Department of Community Development
Organized: Jan. 29, 1841
Named after: Felix Grundy, U.S. senator from Tennessee
County seat: Trenton
First courts of Grundy County met in homes, and then for more than a year they met in a log church. Grundy County has built only two courthouses. The first, which dates from 1840, was a popular type. It was an almost square, two-story, brick building, 40 by 45 feet with hip roof and central cupola (Figure 1). A complete description can be found in the 1842 County Court Record.
Grundy County Courthouse, 1842-1902. (From: Centennial History of Grundy County, 1939)
The walls of the Trenton courthouse were laid in Flemish bond, that is, with alternating headers (the short end of the brick) and stretchers (the long side) in each course. Four fireplaces were planned. There were two doors and 21 windows.
The cupola was to measure 21 feet to the top of the dome from the 13-foot-square base. Specifications called for a shuttered drum to be 11 feet tall on an 8-foot-square base. The dome was to be covered with tin topped by a rod with gold-leafed ball and dart. The walnut shingles were painted a Spanish brown, the body of the courthouse painted a rock color; doors, sashes, cornices and the cupola were to be white. No known photographs exist that show the cupola.
Andrew J. Walker was superintendent; contractors for the $6,000 courthouse were William Collier, Larkin Richardson and Joseph Thompson, all from Howard County. The contract was awarded in March 1842; construction was to be completed by July 1844. After many years of service, this courthouse was finally abandoned and sold in 1902 to an individual who planned to reuse the brick.
After securing a $60,000 bond commitment for courthouse and jail in December 1901, Grundy County officials had proposals from 30 architects. It was a year before officials found a plan that could be built within the appropriation. In addition to examining plans that came to them, the court officials visited Kirksville, Palmyra, Hannibal, Macon, Jefferson City, Warrensburg, Butler and Nevada in Missouri; Ottawa, Topeka, Clay Center, Beloit and Garnet, Kansas; and Thayer and Beatrice, Nebraska.
Plans by the Topeka, Kansas, firm of Holland and Squires, and those from architect R. G. Kirsch ran to as much as $10,000 over the estimated costs when put out for bid. George A. Berlinghoff, Beatrice, Nebraska, then offered a proposal that was also first bid above the limit, but Berlinghoff put the court in touch with contractor John H. Sparks, who received the contract for his bid of $57,000. Cornerstone ceremonies took place in December 1903, and the building was dedicated Oct. 25, 1905.
The courthouse, which still serves as the Grundy County temple of justice, is on the same block as the first courthouse (Figure 2). Constructed of Bedford stone, the building measures 79 by 84 feet.
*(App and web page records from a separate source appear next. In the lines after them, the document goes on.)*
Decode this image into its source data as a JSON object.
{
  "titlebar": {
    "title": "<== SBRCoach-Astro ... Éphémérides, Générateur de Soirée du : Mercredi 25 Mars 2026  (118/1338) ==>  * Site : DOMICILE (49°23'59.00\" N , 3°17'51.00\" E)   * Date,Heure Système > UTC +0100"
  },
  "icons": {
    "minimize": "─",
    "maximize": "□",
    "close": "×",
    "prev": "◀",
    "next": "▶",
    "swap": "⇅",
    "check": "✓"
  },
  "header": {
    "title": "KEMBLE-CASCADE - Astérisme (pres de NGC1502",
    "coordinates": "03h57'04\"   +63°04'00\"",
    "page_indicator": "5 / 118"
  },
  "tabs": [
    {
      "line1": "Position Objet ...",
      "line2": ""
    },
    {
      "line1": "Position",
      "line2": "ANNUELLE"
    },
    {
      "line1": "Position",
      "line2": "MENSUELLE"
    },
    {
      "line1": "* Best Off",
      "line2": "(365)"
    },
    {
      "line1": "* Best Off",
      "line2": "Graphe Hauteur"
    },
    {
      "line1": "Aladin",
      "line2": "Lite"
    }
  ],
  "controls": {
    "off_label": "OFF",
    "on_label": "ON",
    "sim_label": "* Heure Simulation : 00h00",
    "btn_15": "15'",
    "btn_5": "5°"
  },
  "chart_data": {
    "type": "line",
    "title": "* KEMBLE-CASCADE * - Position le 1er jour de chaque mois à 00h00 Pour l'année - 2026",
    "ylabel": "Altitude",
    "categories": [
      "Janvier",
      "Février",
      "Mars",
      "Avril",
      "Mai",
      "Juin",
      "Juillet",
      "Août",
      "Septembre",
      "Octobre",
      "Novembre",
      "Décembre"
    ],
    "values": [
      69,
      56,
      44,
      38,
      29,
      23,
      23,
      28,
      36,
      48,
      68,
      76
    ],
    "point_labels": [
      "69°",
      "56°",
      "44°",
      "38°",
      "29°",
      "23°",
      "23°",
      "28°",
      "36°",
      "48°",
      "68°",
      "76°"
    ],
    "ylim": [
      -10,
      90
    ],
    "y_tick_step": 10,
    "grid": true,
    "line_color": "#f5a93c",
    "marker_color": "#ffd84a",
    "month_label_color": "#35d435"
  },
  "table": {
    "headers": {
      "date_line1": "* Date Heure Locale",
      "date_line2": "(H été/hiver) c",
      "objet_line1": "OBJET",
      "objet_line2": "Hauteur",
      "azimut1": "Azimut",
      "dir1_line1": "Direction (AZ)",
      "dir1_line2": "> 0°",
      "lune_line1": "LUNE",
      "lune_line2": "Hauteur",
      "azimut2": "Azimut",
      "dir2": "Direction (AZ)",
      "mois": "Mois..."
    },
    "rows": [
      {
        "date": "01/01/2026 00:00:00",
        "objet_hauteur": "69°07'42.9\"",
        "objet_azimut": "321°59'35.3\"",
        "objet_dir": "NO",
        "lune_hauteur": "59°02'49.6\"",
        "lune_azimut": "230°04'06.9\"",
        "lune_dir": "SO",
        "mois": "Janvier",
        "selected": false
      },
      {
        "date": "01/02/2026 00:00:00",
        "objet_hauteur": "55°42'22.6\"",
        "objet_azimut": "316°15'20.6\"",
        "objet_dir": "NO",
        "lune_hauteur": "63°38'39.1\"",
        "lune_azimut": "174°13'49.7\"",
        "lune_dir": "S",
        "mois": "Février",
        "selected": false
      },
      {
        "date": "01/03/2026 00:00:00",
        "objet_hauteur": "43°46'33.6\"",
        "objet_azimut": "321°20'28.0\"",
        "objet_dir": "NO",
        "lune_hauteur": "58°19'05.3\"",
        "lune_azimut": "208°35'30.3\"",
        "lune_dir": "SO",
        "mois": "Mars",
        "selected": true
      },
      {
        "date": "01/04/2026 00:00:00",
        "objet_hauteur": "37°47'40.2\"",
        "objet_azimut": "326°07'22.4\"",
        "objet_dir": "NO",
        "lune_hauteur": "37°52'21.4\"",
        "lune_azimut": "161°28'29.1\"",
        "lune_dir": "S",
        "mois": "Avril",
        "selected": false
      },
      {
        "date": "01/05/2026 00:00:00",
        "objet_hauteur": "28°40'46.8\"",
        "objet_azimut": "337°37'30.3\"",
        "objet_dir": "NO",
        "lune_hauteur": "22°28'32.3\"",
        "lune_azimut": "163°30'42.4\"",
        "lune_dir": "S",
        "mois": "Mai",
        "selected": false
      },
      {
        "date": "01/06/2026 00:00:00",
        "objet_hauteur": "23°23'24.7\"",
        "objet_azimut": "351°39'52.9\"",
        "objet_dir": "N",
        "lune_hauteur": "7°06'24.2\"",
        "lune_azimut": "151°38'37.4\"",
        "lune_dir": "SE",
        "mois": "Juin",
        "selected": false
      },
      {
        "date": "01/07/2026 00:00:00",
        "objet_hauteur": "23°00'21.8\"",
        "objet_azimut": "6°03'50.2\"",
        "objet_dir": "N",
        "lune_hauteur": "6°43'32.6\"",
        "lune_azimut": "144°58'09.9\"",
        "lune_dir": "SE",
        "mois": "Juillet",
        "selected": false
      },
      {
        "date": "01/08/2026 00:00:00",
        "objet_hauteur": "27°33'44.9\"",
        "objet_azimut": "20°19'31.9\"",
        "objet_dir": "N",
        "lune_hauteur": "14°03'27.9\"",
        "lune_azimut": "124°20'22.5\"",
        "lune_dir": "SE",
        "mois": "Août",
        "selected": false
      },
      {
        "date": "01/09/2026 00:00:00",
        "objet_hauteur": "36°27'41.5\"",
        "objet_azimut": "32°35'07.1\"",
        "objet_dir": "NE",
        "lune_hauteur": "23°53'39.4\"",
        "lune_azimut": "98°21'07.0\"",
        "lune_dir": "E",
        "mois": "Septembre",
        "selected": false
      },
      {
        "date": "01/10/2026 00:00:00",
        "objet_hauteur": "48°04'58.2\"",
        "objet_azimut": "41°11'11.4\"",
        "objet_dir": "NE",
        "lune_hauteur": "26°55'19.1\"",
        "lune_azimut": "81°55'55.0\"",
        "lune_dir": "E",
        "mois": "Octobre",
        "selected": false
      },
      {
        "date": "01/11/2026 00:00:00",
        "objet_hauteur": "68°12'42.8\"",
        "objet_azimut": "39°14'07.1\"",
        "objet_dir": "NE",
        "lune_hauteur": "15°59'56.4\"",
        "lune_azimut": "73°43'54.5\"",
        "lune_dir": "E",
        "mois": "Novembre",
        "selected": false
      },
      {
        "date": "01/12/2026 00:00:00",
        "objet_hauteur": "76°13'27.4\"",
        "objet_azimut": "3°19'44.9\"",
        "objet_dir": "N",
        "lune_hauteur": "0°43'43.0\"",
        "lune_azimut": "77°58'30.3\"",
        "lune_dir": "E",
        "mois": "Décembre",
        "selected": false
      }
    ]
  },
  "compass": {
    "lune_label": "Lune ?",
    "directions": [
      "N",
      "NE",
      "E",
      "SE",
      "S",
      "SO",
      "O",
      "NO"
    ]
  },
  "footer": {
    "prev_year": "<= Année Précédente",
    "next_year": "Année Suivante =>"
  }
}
Height to the cornice is 45 feet and to the top of the tower, 106 feet. There are alternating courses of rough and smooth stones; the rough courses extend inward, becoming an integral part of the wall. There are three stories and four entrances. The circuit Court room is 31 by 52 feet. Although the task was difficult, court officials managed to keep costs very close to the $60,000 figure.
Grundy County Courthouse, 1903-. architect: George A. Berlinghoff (From: Standard Atlas of Grundy County, Missouri, 1915)
- Denslow, William Ray. Centennial History of Grundy County. Trenton: privately published by author, 1939.
- Ford, James Everett. A History of Grundy County. Trenton: News Publishing Company. 1908.
- History of Grundy County, Missouri. Kansas City: Birdsall and Dean, 1881.
- Trenton Daily Evening Republican, Nov. 8-Dec. 19, 1901; Jan. 28, Feb. 26, March 17, 26, April 21, 26, May 8, June 18, 21, July 16, 17, 1902.
- Trenton Weekly Republican, Feb. 6, July 31, Aug. 21, Sept. 18, Oct. 9, 1902; Jan. 15, Dec. 17, 1903; Oct. 26, 1905.
- Standard Atlas of Grundy County, Missouri. Chicago: George Ogle and Company, 1915.